Women are told all the time that they’re not as good as men; I hear it all the time. “Why didn’t you speak up?”; “That was Tod’s idea, wasn’t it?”; “Go get some coffee while the men talk” and other phrases all come up. We women even face a glass ceiling in many traditionally male jobs – CEO, business partners, welding, firefighting, police work, and many others that have only recently opened up to females.
Another woman who knows how hard it can be to shatter that glass ceiling is Helane Morrison. She was born and raised in Brooklyn, New York. When she attended college, she got a degree in journalism. However, she was never one to stop after one goal had been accomplished and promptly set off to study law. While she was studying for her law degree, she put her journalism degree to good use and became the editor in chief of the law review at the University of California Berkeley School of Law.
After she graduated with her law degree, Morrison worked as a law clerk in the 7th circuit US Court of Appeals. Shortly thereafter, she began to work under Harry A. Blackmun.
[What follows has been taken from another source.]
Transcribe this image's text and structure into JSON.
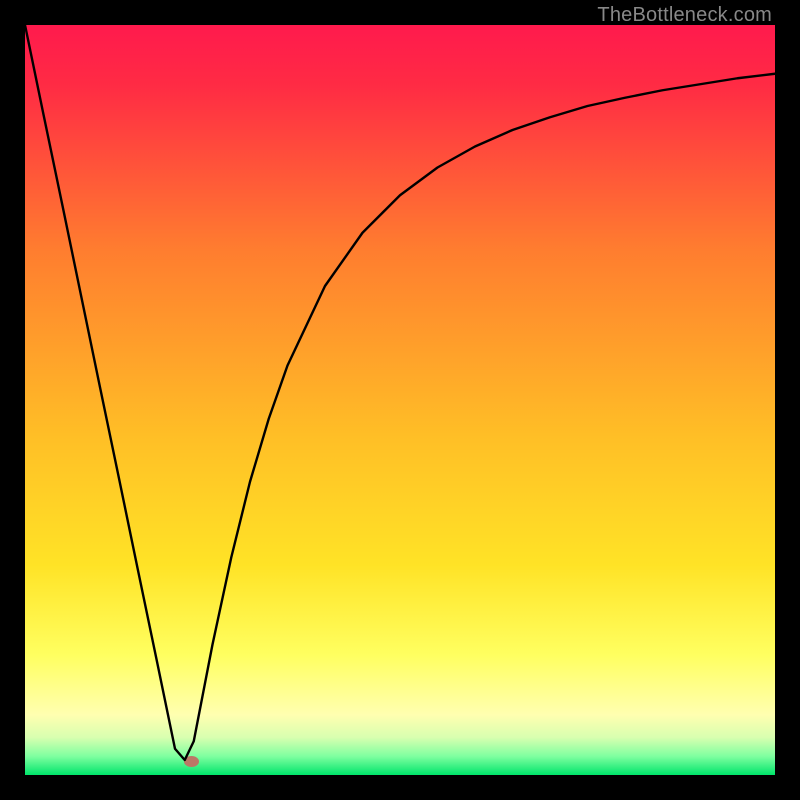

From there, she worked at the Howard, Rice, Nemerovski, Canady, Falk, and Rabkin law firm in 1986. In 1991, she became a full partner at the firm.
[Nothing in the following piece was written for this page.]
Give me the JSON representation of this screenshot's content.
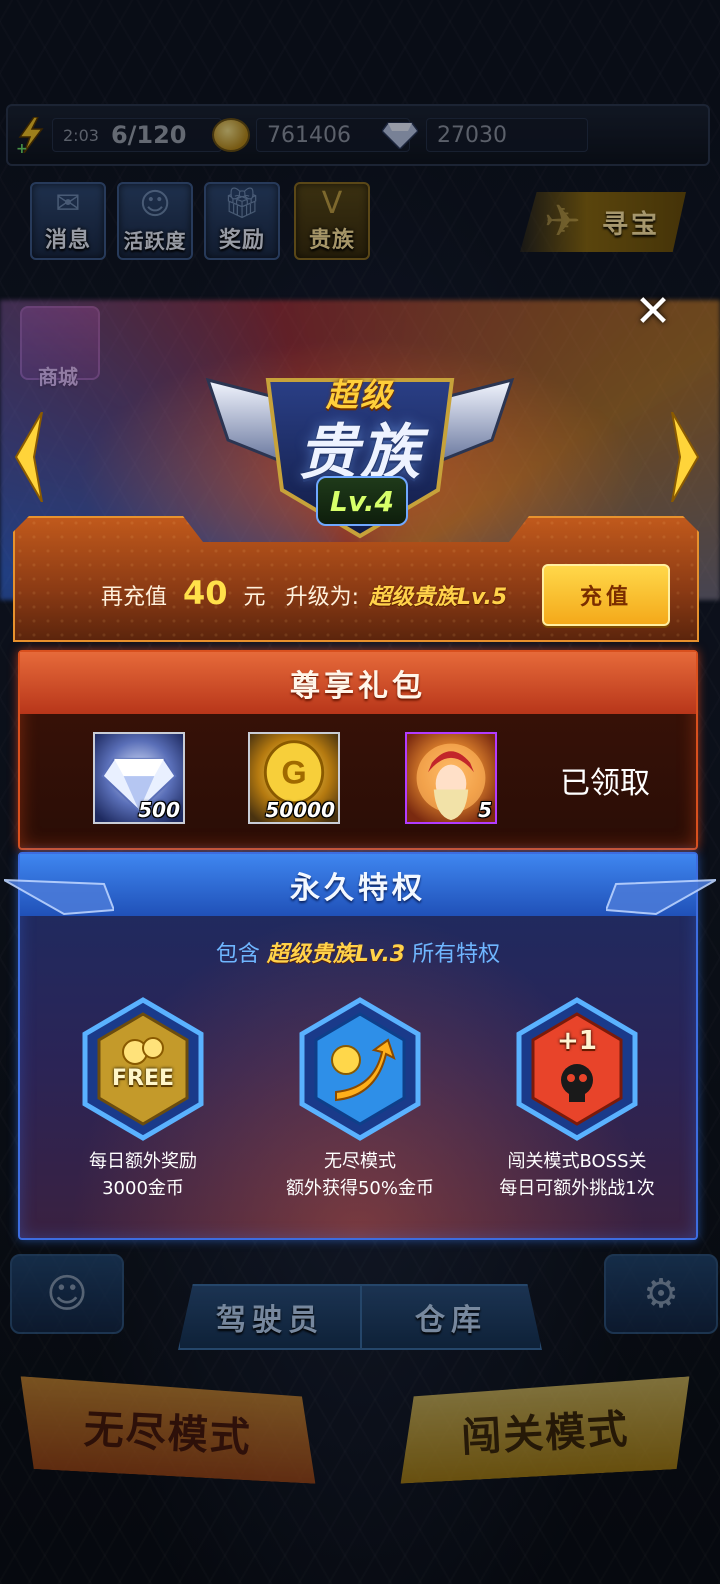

During her time at this particular law firm, she became a force of integrity in the financial world. There are people termed “untouchable” due to how much money, power, and influence they accrue in whatever job they have. These are the people she started to take down; one at a time, she would find a way to bring the “untouchables” down in the financial world using the law. A couple of said people she brought down include the CEO of Google and of HBO and Co.
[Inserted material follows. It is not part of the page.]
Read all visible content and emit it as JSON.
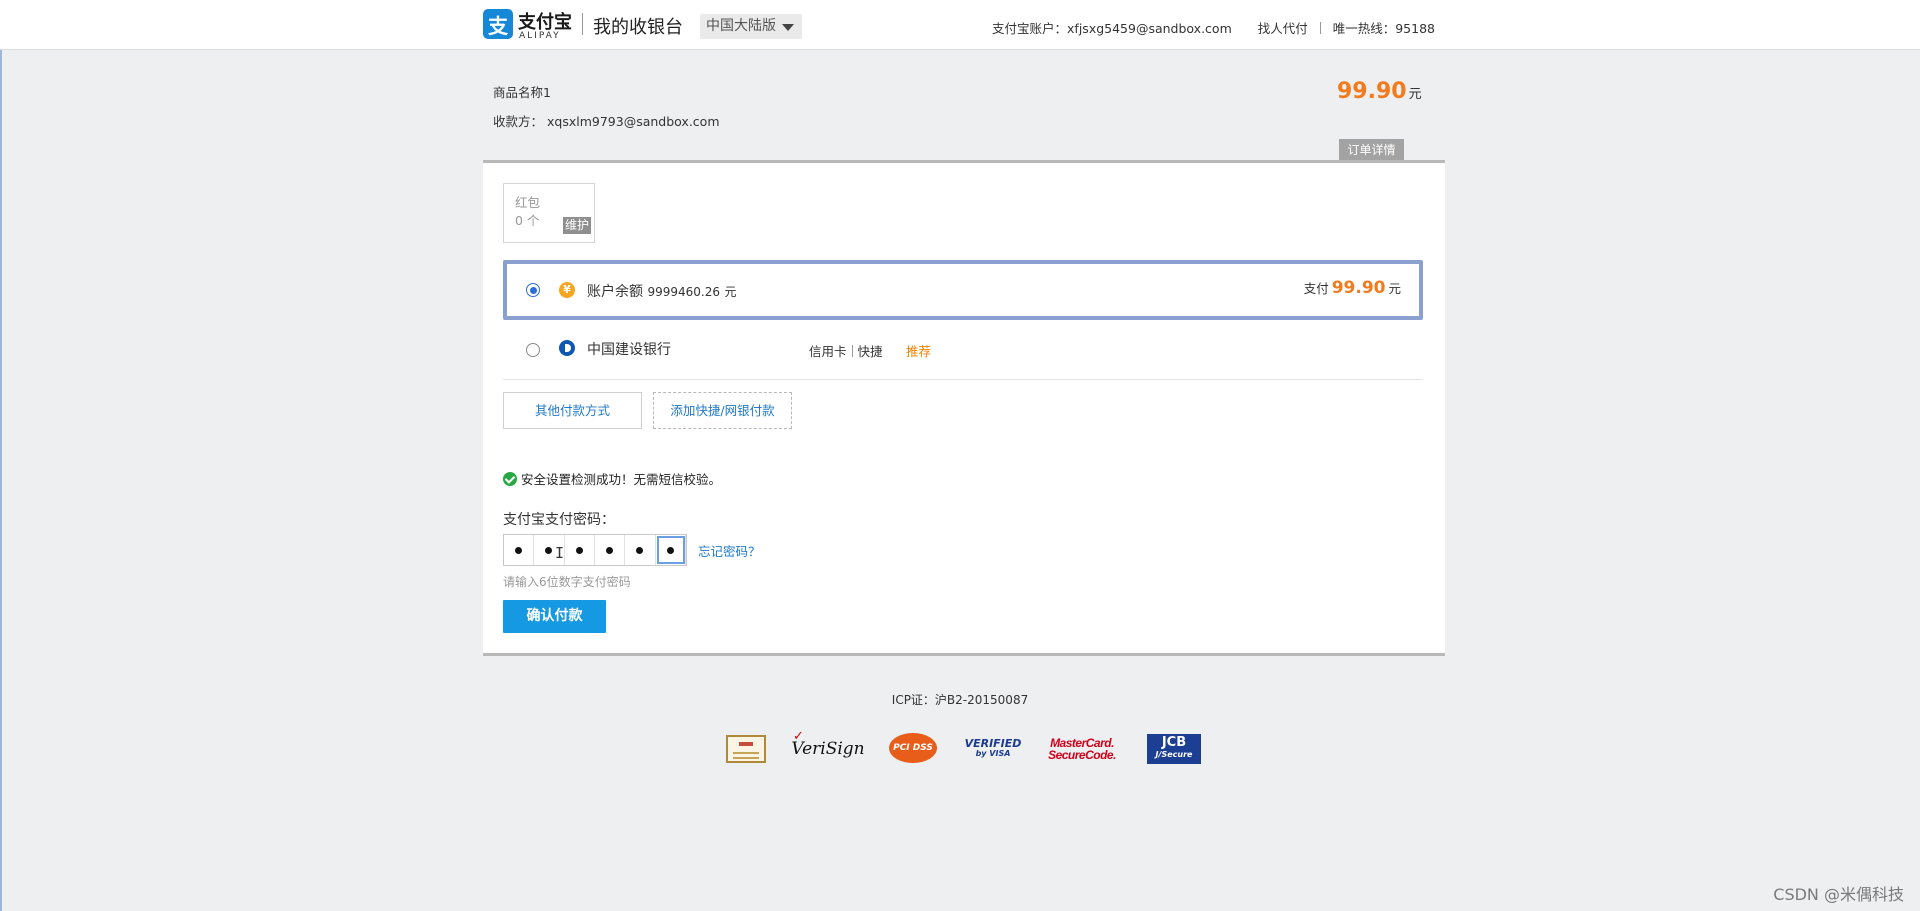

In 1991, Morrison changed jobs again. She went to work for the Securities and Exchange Commission, or the SEC. Here, Helane Morrison continued her work of taking down those that had too much power, money, or influence for the regular courts to bring down. Smaller courts would have the same issue if it weren’t for Morrison.